Western Cape Pharmacist Gets Top Award
Pharmacists play a major role in ensuring that patients receive the correct medication prescribed by a doctor for their health and wellbeing. They must use their extensive knowledge of drug dosage, regulation, allergens and chemical reactions for every individual prescription.
Caroline (Carrie) de Beer scooped a Public Institutional Pharmacist of the Year Award at the 2016 South African Pharmacy Council (SAPC) National Pioneer Pharmacy Awards event, which was held at the Durban International Convention Centre (ICC) on Saturday 22 October 2016. This was the second national awards conference by the Pharmacy Council of South Africa.
The SAPC National Pioneer Pharmacy Awards event celebrates and recognises pharmacy professionals and facilities from the community, public/private institutional industry, academic and other sectors who are leading the way in the provision of quality pharmaceutical services.
Carrie started working as a Pharmacist Supervisor at Kleinvlei Community Day Centre (CDC) in 2012 when their pharmacy was just a tiny little storeroom. She says it was very different back then.
The pharmacy has since been renovated and is now easily accessible to patients. It has had a positive impact on staff and has greatly boosted their morale. They are more organised and work more efficiently. Patient flow has grown and the waiting times have been reduced greatly with good workflow in the pharmacy. Carrie says they are part of the multi-disciplinary team, which includes nurses, doctors, prescribers and the HOD. “Team work is very important to me,” she says.
She started a Pharmacy and Therapeutic Committee (TPC), which meets regularly to discuss the latest developments and reporting, etc. Part of the service is improving access to medication for patients. The pharmacy integrated with the rest of the units within the facility. There used to be a lot of congestion in the pharmacy. “We changed the system for the collection of folders and we are always willing to change and try new systems.”

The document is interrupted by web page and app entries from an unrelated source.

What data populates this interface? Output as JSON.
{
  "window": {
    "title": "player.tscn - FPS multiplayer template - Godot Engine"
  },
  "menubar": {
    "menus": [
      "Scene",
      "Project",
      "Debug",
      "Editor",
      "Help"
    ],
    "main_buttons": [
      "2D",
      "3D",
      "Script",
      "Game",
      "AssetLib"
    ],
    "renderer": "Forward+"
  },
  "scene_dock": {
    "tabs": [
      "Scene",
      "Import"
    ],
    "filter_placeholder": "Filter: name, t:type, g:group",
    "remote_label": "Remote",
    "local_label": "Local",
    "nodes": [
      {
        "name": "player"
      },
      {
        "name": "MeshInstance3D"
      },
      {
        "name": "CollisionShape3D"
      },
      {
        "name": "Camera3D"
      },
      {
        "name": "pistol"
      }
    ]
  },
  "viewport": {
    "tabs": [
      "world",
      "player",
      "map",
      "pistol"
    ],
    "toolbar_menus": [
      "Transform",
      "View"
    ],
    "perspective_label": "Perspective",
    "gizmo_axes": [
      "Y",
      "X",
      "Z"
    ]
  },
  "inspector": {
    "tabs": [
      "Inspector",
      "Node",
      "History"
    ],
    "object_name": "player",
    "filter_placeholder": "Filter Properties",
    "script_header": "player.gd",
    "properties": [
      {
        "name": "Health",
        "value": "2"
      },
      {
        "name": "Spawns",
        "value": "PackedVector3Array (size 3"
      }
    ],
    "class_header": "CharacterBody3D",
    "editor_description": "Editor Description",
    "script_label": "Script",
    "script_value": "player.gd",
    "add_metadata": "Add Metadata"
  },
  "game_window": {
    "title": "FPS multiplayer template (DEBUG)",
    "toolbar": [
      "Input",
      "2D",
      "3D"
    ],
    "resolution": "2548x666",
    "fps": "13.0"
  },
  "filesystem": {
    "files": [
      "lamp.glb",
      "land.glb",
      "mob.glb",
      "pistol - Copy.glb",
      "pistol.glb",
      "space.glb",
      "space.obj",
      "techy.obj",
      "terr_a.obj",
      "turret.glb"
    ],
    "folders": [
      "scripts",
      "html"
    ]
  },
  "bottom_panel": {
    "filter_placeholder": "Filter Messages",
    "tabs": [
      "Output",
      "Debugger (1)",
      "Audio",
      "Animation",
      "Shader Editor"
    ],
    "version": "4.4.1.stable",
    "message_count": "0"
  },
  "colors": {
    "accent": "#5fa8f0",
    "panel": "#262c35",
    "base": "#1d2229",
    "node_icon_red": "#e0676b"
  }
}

Carrie attributes all the success to Johan van Niekerk, Pharmaceutical Services Manager for Khayelitsha and Eastern Substructure. “We have a very good up line,” she says. Van Niekerk is a very strong leader. He provides great support to facilities, she adds.
Kleinvlei Community Day Centre (CDC) has over 7 000 patients that are chronic stable patients with chronic diseases of lifestyle. Chronic Dispensing Unit (CDU) packs to offsites closer to patients’ homes within the community.
The pharmacy profession is committed to high standards of competence, professionalism and co-operation with other healthcare personnel in order to serve the interests of the patient and the community.
Western Cape Government Health and University of the Western Cape (UWC) have a service level agreement where the university students go into facilities a few times a year and spend a week to do a Service Learning in Pharmacy (SLiP). “We train students in the pharmacy, but I started taking them to other areas within the facility, such as the clubroom, etc. They could then job shadow a Clinical Nursing Practitioner (CNP). They gained clinical experience, which had a very positive impact.”
The SLiP was then expanded to include the rest of the areas like TB, Antenatal, etc. The students then took the feedback to the university about this good working programme, which was very structured and intensive. This helped them gain first-hand working experience. UWC then invited Carrie to share with them about the success of the programme. This is when she formed good relations with the lecturers and Professors at UWC for positive interaction.
Professor Angeni Bheekie, Pharmacology at UWC, nominated her for the award.
“It is very humbling,” she says. “I come to work and do my job to the best of my ability. The thought of someone electing me is inspiring. This has been possible not only due to the support of the pharmacy staff but also the other facility staff members and Sister Jonkers, the Facility Manager. Working as part of a multi-disciplinary team has enabled me to achieve this.”
Dr Nomafrench Mbombo, Western Cape Minister of Health, had this to say about the award, “I am exceptionally proud of Ms de Beer’s achievement. Our hardworking staff are what makes the health system tick. Without them we cannot provide the services we do to the people of the Western Cape. It is the exceptional work of staff like Caroline that allows to continuously improve the experience of patients at our facilities.’
Principal Communications Officer: District Health Services & Programmes Western Cape Government: Health
Tel: 021 360 4702